  6. CEG June 10, 2016 at 2:11 pm #

    A key point here is that SWs use their team colleagues to off load and to say how they are feeling – it the most important support to practitioners, but it then allows them to do their work. None of us could do the work without offloading in this way with trusted colleagues. Of course we wouldn’t say that in front of a camera, or in front of other professionals. The trust for this team was broken, and that is unforgivable.

  7. dk June 10, 2016 at 7:43 pm #

    No, and that is how the show was a true stitch-up; it offered virtually no analysis and was almost devoid of any actual content. It added nothing to the discourse, and that positions social workers delicately when criticising it because it makes very easy for others to position social workers as defensive and unreflexive.

    The question for me is not really one of ethics, but more why Channel 4 didn’t simply ask to interview some social workers, even if anonymously; there was nothing shared on the programme that any social worker would hide but none of the explanation or elaboration that would have come with simply asking people questions about their experiences.

    I found myself thinking while watching that, if I was a member of the public and even an angry member of the public with reason to feel hostile to services, that I’ve been disappointed and indeed bored by the programme. What did it really say? Blame managers? To what end? It was rubbish as an insight into social work and even more rubbish as entertainment.
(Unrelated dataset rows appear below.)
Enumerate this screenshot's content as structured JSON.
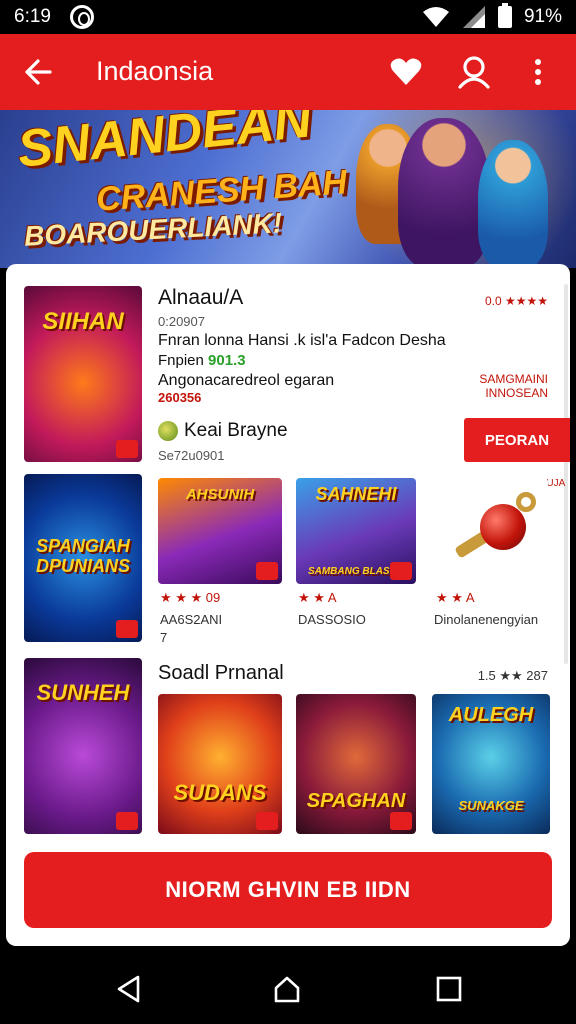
{
  "status_bar": {
    "time": "6:19",
    "battery": "91%"
  },
  "toolbar": {
    "title": "Indaonsia"
  },
  "banner": {
    "line1": "SNANDEAN",
    "line2": "CRANESH BAH",
    "line3": "BOAROUERLIANK!"
  },
  "featured": {
    "thumb_label": "SIIHAN",
    "title": "Alnaau/A",
    "id_text": "0:20907",
    "description": "Fnran lonna Hansi .k isl'a Fadcon Desha",
    "price_label": "Fnpien",
    "price_value": "901.3",
    "arrangement": "Angonacaredreol egaran",
    "rating_text": "260356",
    "top_right_rating": "0.0 ★★★★",
    "side_red_line1": "SAMGMAINI",
    "side_red_line2": "INNOSEAN",
    "developer": "Keai Brayne",
    "developer_sub": "Se72u0901",
    "cta": "PEORAN"
  },
  "row2": {
    "tall_label": "SPANGIAH DPUNIANS",
    "sq1_label": "AHSUNIH",
    "sq2_label": "SAHNEHI",
    "sq2_sublabel": "SAMBANG BLASHB",
    "key_caption": "ENOSBIAISANEANUJA",
    "meta1": "★ ★ ★ 09",
    "meta2": "★ ★ A",
    "meta3": "★ ★ A",
    "caption1": "AA6S2ANI",
    "caption1b": "7",
    "caption2": "DASSOSIO",
    "caption3": "Dinolanenengyian"
  },
  "section": {
    "title": "Soadl Prnanal",
    "meta": "1.5 ★★ 287",
    "tall_label": "SUNHEH",
    "sq3_label": "SUDANS",
    "sq4_label": "SPAGHAN",
    "sq5_label": "AULEGH",
    "sq5_sublabel": "SUNAKGE"
  },
  "big_cta": "NIORM GHVIN EB IIDN",
  "colors": {
    "accent": "#e41e1e",
    "price": "#2aa02a"
  }
}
  8. Chris Pointon June 10, 2016 at 8:25 pm #

    Thank you for your voice of reason, Matt Bee. Completely agree.

  9. student social worker June 10, 2016 at 9:11 pm #

    Im a student Social Worker and I find it so upsetting that social workers are attacking eachother. Yes, secret recording betrays trust but im sick and tired of all this in fighting and talk…someone needs to do something to fight for our profession.
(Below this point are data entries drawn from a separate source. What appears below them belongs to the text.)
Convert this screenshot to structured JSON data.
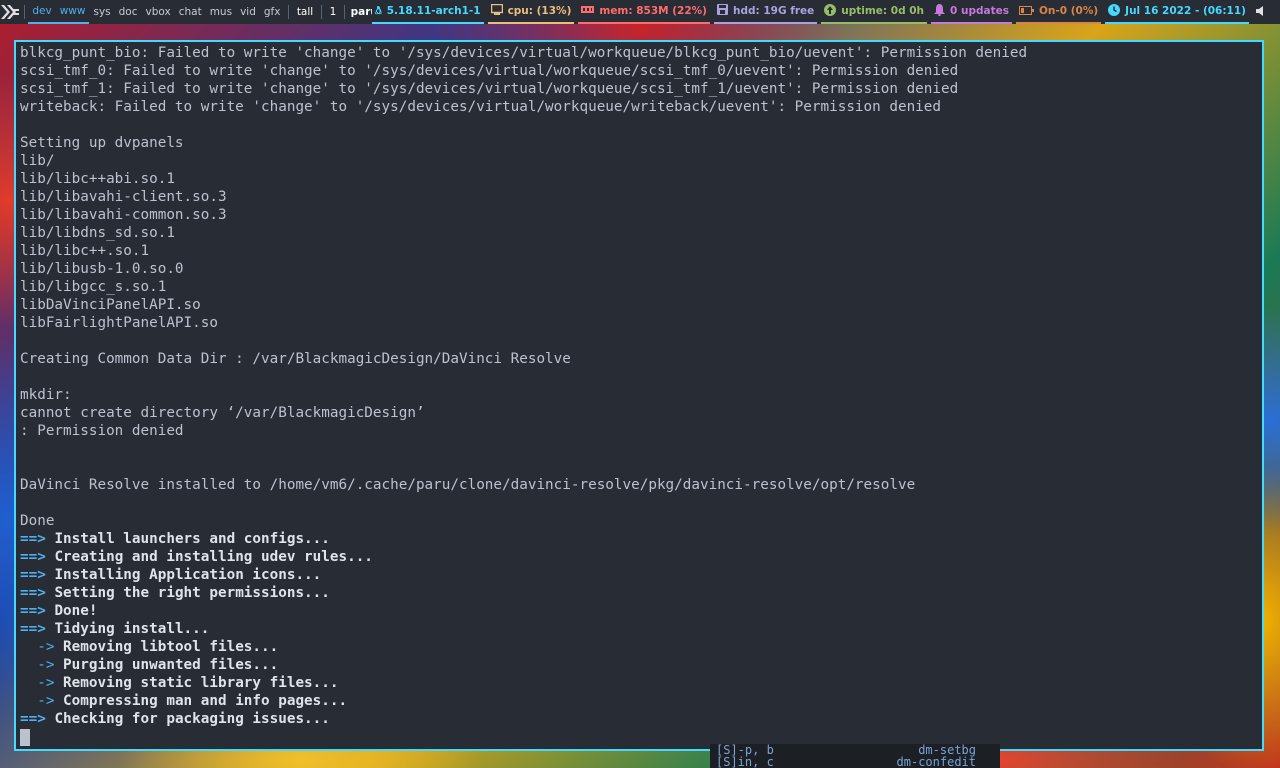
{
  "topbar": {
    "workspaces": [
      "dev",
      "www",
      "sys",
      "doc",
      "vbox",
      "chat",
      "mus",
      "vid",
      "gfx"
    ],
    "active_workspaces": [
      0,
      1
    ],
    "layout": "tall",
    "window_count": "1",
    "window_title": "paru -S dav",
    "kernel": "5.18.11-arch1-1",
    "cpu": "cpu: (13%)",
    "mem": "mem: 853M (22%)",
    "hdd": "hdd: 19G free",
    "uptime": "uptime: 0d 0h",
    "updates": "0 updates",
    "battery": "On-0 (0%)",
    "clock": "Jul 16 2022 - (06:11)",
    "colors": {
      "bar_bg": "#282c34",
      "kernel": "#46d9ff",
      "cpu": "#ecbe7b",
      "mem": "#ff6c6b",
      "hdd": "#a9a1e1",
      "uptime": "#98be65",
      "updates": "#c678dd",
      "battery": "#da8548",
      "clock": "#46d9ff"
    },
    "icons": [
      "xmonad-logo",
      "penguin-icon",
      "cpu-icon",
      "memory-icon",
      "disk-icon",
      "uptime-icon",
      "bell-icon",
      "battery-icon",
      "clock-icon",
      "speaker-icon"
    ]
  },
  "terminal": {
    "border_color": "#46d9ff",
    "lines": [
      {
        "t": "plain",
        "text": "blkcg_punt_bio: Failed to write 'change' to '/sys/devices/virtual/workqueue/blkcg_punt_bio/uevent': Permission denied"
      },
      {
        "t": "plain",
        "text": "scsi_tmf_0: Failed to write 'change' to '/sys/devices/virtual/workqueue/scsi_tmf_0/uevent': Permission denied"
      },
      {
        "t": "plain",
        "text": "scsi_tmf_1: Failed to write 'change' to '/sys/devices/virtual/workqueue/scsi_tmf_1/uevent': Permission denied"
      },
      {
        "t": "plain",
        "text": "writeback: Failed to write 'change' to '/sys/devices/virtual/workqueue/writeback/uevent': Permission denied"
      },
      {
        "t": "plain",
        "text": ""
      },
      {
        "t": "plain",
        "text": "Setting up dvpanels"
      },
      {
        "t": "plain",
        "text": "lib/"
      },
      {
        "t": "plain",
        "text": "lib/libc++abi.so.1"
      },
      {
        "t": "plain",
        "text": "lib/libavahi-client.so.3"
      },
      {
        "t": "plain",
        "text": "lib/libavahi-common.so.3"
      },
      {
        "t": "plain",
        "text": "lib/libdns_sd.so.1"
      },
      {
        "t": "plain",
        "text": "lib/libc++.so.1"
      },
      {
        "t": "plain",
        "text": "lib/libusb-1.0.so.0"
      },
      {
        "t": "plain",
        "text": "lib/libgcc_s.so.1"
      },
      {
        "t": "plain",
        "text": "libDaVinciPanelAPI.so"
      },
      {
        "t": "plain",
        "text": "libFairlightPanelAPI.so"
      },
      {
        "t": "plain",
        "text": ""
      },
      {
        "t": "plain",
        "text": "Creating Common Data Dir : /var/BlackmagicDesign/DaVinci Resolve"
      },
      {
        "t": "plain",
        "text": ""
      },
      {
        "t": "plain",
        "text": "mkdir:"
      },
      {
        "t": "plain",
        "text": "cannot create directory ‘/var/BlackmagicDesign’"
      },
      {
        "t": "plain",
        "text": ": Permission denied"
      },
      {
        "t": "plain",
        "text": ""
      },
      {
        "t": "plain",
        "text": ""
      },
      {
        "t": "plain",
        "text": "DaVinci Resolve installed to /home/vm6/.cache/paru/clone/davinci-resolve/pkg/davinci-resolve/opt/resolve"
      },
      {
        "t": "plain",
        "text": ""
      },
      {
        "t": "plain",
        "text": "Done"
      },
      {
        "t": "step",
        "arrow": "==>",
        "text": "Install launchers and configs..."
      },
      {
        "t": "step",
        "arrow": "==>",
        "text": "Creating and installing udev rules..."
      },
      {
        "t": "step",
        "arrow": "==>",
        "text": "Installing Application icons..."
      },
      {
        "t": "step",
        "arrow": "==>",
        "text": "Setting the right permissions..."
      },
      {
        "t": "step",
        "arrow": "==>",
        "text": "Done!"
      },
      {
        "t": "step2",
        "arrow": "==>",
        "text": "Tidying install..."
      },
      {
        "t": "sub",
        "arrow": "  ->",
        "text": "Removing libtool files..."
      },
      {
        "t": "sub",
        "arrow": "  ->",
        "text": "Purging unwanted files..."
      },
      {
        "t": "sub",
        "arrow": "  ->",
        "text": "Removing static library files..."
      },
      {
        "t": "sub",
        "arrow": "  ->",
        "text": "Compressing man and info pages..."
      },
      {
        "t": "step2",
        "arrow": "==>",
        "text": "Checking for packaging issues..."
      }
    ]
  },
  "background_window": {
    "rows": [
      {
        "left": "[S]-p, b",
        "right": "dm-setbg"
      },
      {
        "left": "[S]in, c",
        "right": "dm-confedit"
      }
    ]
  }
}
  10. COG June 11, 2016 at 2:03 am #

    Bullying by managers is rife. Newly qualified can analyse information and are trained to do but are often undermined. How often do you hear that phrase from a manager ‘ you’re the SW’ for them to override your decision in favour of not getting a complaint. SW’s are not the decision makers

    Teams are understaffed, case loads are far to high to keep children safe, LA pay is poor, Children are removed from abusive parents for the parents to then have monthly contact. Children are placed with Carers or anyone connected to be abused again. What is the percentage of children in care or leaving care offending? Private care agencies are making a profit from abused children, the whole system is askew. Oh the best is that other phrase ‘ threshold of harm’ Vicky you were brave

  11. Mark June 11, 2016 at 8:26 am #

    You miss the point completely. Whether ‘Vicky’ felt justified or not she had no right to go into a local authority undercover. She was not whistle blowing; and if she has an ounce of respect for the social work profession and wants to make a difference then she should stand up, face her audience and not hide behind anonymity.

    Vicky betrayed the trust of those who thought she was a colleague and someone they could rely upon.

    Did we learn anything? No! What Vicky ‘exposed’ is repeated up and down the country and demonstrates that Children’s Services is in dire straights due to budget cuts, massive red tape and a government that appears hell bent on privatising everything. If we want the public to see the real face of social work let the film producers come into another office, in another inner city, but this time do it openly with the LA having editorial input.

    And as for ‘Vicky’, lesson learnt there I think. If you play with the devil it can bite back.

  12. Anon y mous June 11, 2016 at 9:24 pm #

    As a student social worker having worked within stat child protection teams for many years I did not see anything new.

    Values and ethics are fundamental in my training and understand when social workers are reprimanded by HCPC for their practice. I have been shocked by the negative response. Sometimes it takes a brave person to do something radical to bring about change. This was a missed opportunity and totally agree that we should remember the purpose.